Scarborough, one of the first seaside resorts in Britain, has been attracting visitors for more than 3 centuries. A mineral spring discovered in the early 17th century led to the establishment of a spa that lured clients with promises of its water's healing benefits. In the 18th century, swimmers were attracted to the waters off the coast -- sea bathing had come into vogue, and the beaches of England swarmed with tourists taking part in the craze.
The city of Scarborough is divided into two unique districts separated by a green headland that holds the remains of Scarborough Castle, which dates from Norman times. South of the headland, the town conforms to its historical molds. High cliffs and garden walks interspersed with early Victorian residences dominate the landscape. The north side is touristier; souvenir shops and fast-food stands line the promenade. Rock candy (brightly colored hard candy that can be etched with the saying of your choice) and candy floss (cotton candy) satisfy even the most die-hard sweet tooth.
For more information about what to see and do while you're in Scarborough, visit the Tourist Information Centre, Pavilion House, Valley Bridge Road (tel. 01723/373333; www.discoveryorkshirecoast.com), open May to September daily 9am to 5pm; the rest of the year, it's open Monday to Saturday 10am to 4:30pm.
Trains leave London approximately every 30 minutes headed for York, where you'll have to transfer to another train. The entire trip takes just 2 hours and 10 minutes. For more information on schedules and prices, call tel. 0845/748-4950 or visit www.nationalrail.co.uk. Three buses a day leave London heading for York; another will take you from York to Scarborough.

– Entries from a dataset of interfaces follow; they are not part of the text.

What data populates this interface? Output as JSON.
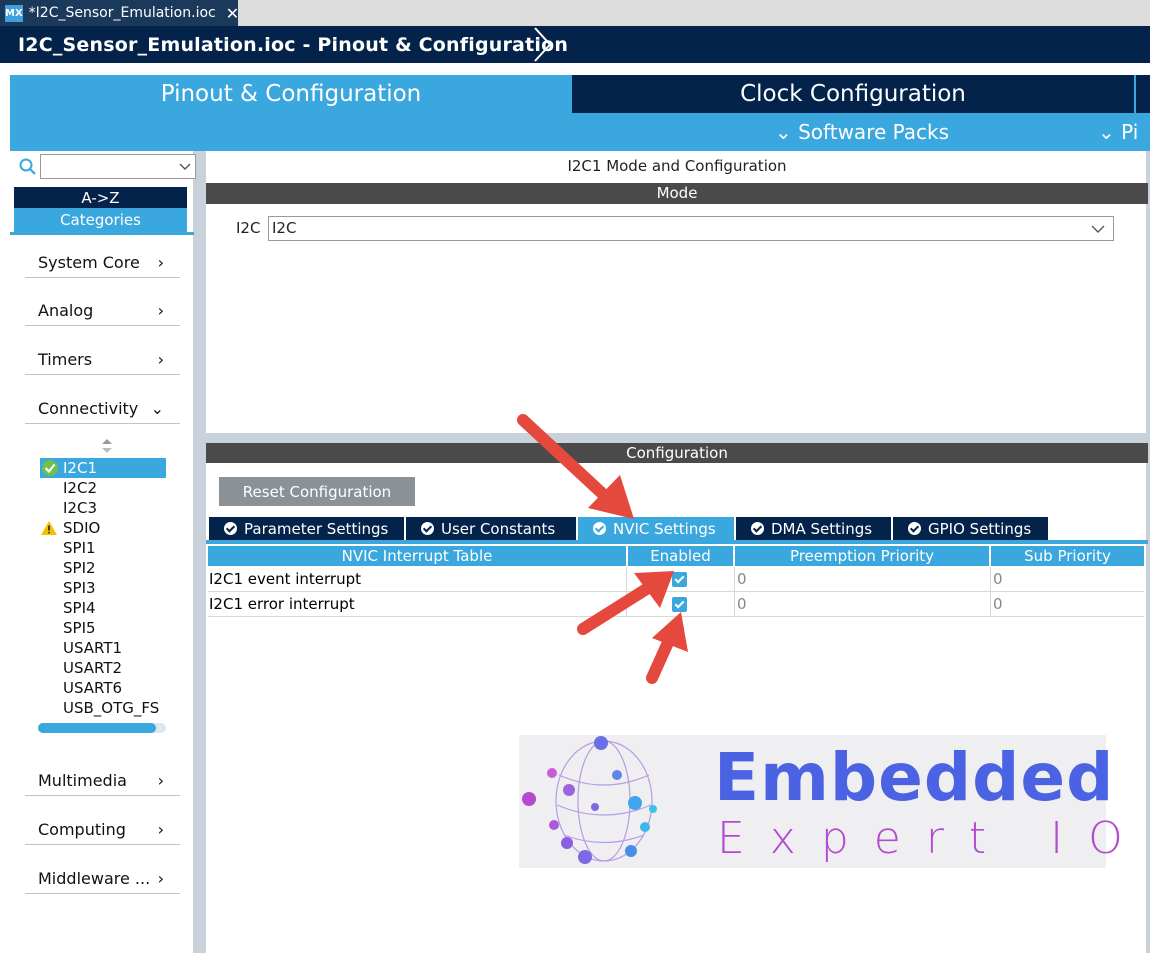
{
  "window_tab": {
    "badge": "MX",
    "title": "*I2C_Sensor_Emulation.ioc",
    "close": "✕"
  },
  "breadcrumb": {
    "text": "I2C_Sensor_Emulation.ioc - Pinout & Configuration"
  },
  "main_tabs": {
    "pinout": "Pinout & Configuration",
    "clock": "Clock Configuration"
  },
  "sub_bar": {
    "software_packs": "⌄ Software Packs",
    "pinout_more": "⌄ Pi"
  },
  "sidebar": {
    "az": "A->Z",
    "categories": "Categories",
    "items": [
      {
        "label": "System Core",
        "chev": "›"
      },
      {
        "label": "Analog",
        "chev": "›"
      },
      {
        "label": "Timers",
        "chev": "›"
      },
      {
        "label": "Connectivity",
        "chev": "⌄"
      },
      {
        "label": "Multimedia",
        "chev": "›"
      },
      {
        "label": "Computing",
        "chev": "›"
      },
      {
        "label": "Middleware ...",
        "chev": "›"
      }
    ],
    "peripherals": [
      "I2C1",
      "I2C2",
      "I2C3",
      "SDIO",
      "SPI1",
      "SPI2",
      "SPI3",
      "SPI4",
      "SPI5",
      "USART1",
      "USART2",
      "USART6",
      "USB_OTG_FS"
    ],
    "scroll_fraction": 0.92
  },
  "mode": {
    "title": "I2C1 Mode and Configuration",
    "header": "Mode",
    "i2c_label": "I2C",
    "i2c_value": "I2C"
  },
  "configuration": {
    "header": "Configuration",
    "reset_button": "Reset Configuration",
    "tabs": [
      "Parameter Settings",
      "User Constants",
      "NVIC Settings",
      "DMA Settings",
      "GPIO Settings"
    ],
    "active_tab": "NVIC Settings"
  },
  "nvic_table": {
    "headers": [
      "NVIC Interrupt Table",
      "Enabled",
      "Preemption Priority",
      "Sub Priority"
    ],
    "rows": [
      {
        "name": "I2C1 event interrupt",
        "enabled": true,
        "preemption": "0",
        "sub": "0"
      },
      {
        "name": "I2C1 error interrupt",
        "enabled": true,
        "preemption": "0",
        "sub": "0"
      }
    ]
  },
  "logo": {
    "line1": "Embedded",
    "line2": "Expert IO"
  },
  "colors": {
    "accent": "#3aa7de",
    "navy": "#03234b",
    "annotation": "#e5483c"
  }
}
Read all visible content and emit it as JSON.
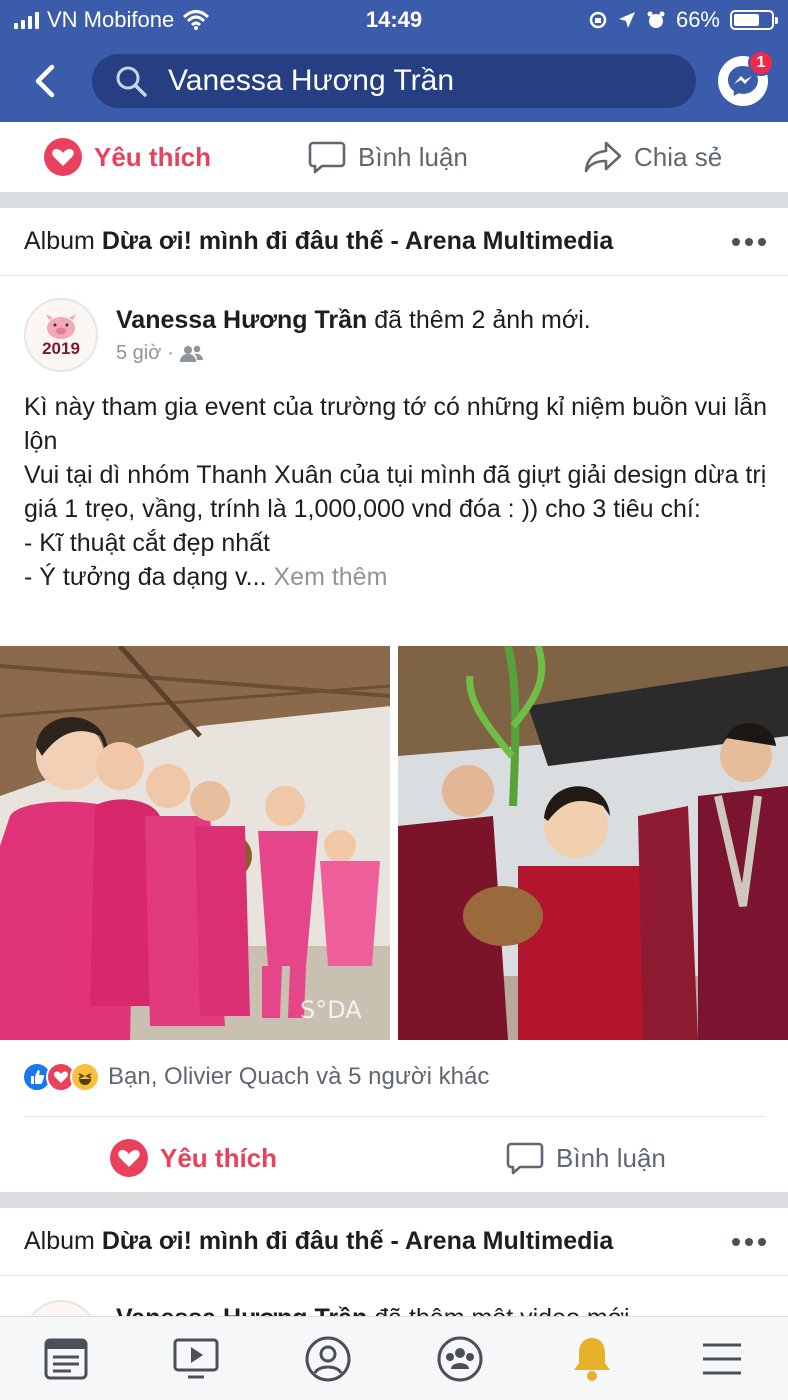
{
  "status_bar": {
    "carrier": "VN Mobifone",
    "time": "14:49",
    "battery": "66%",
    "battery_level": 0.66
  },
  "header": {
    "search_value": "Vanessa Hương Trần",
    "messenger_badge": "1"
  },
  "top_actions": {
    "like": "Yêu thích",
    "comment": "Bình luận",
    "share": "Chia sẻ"
  },
  "album1": {
    "prefix": "Album",
    "name": "Dừa ơi! mình đi đâu thế - Arena Multimedia"
  },
  "post": {
    "author": "Vanessa Hương Trần",
    "action": "đã thêm 2 ảnh mới.",
    "time": "5 giờ",
    "avatar_text": "2019",
    "text_lines": [
      "Kì này tham gia event của trường tớ có những kỉ niệm buồn vui lẫn lộn",
      "Vui tại dì nhóm Thanh Xuân của tụi mình đã giựt giải design dừa trị giá 1 trẹo, vầng, trính là 1,000,000 vnd đóa : )) cho 3 tiêu chí:",
      "- Kĩ thuật cắt đẹp nhất"
    ],
    "last_line": "- Ý tưởng đa dạng v...",
    "see_more": "Xem thêm",
    "photo1_watermark": "S°DA",
    "reactions_text": "Bạn, Olivier Quach và 5 người khác",
    "like": "Yêu thích",
    "comment": "Bình luận"
  },
  "album2": {
    "prefix": "Album",
    "name": "Dừa ơi! mình đi đâu thế - Arena Multimedia"
  },
  "next_post": {
    "author": "Vanessa Hương Trần",
    "action": "đã thêm một video mới."
  },
  "colors": {
    "header": "#3b5bab",
    "search": "#263f83",
    "like_red": "#e9405b",
    "notification_gold": "#e8b12c"
  },
  "nav_icons": [
    "news-feed-icon",
    "watch-icon",
    "profile-icon",
    "groups-icon",
    "notifications-icon",
    "menu-icon"
  ]
}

If you're taking the bus, plan on spending most of a day riding. For National Express bus service, call tel. 0870/580-8080 or visit www.nationalexpress.com.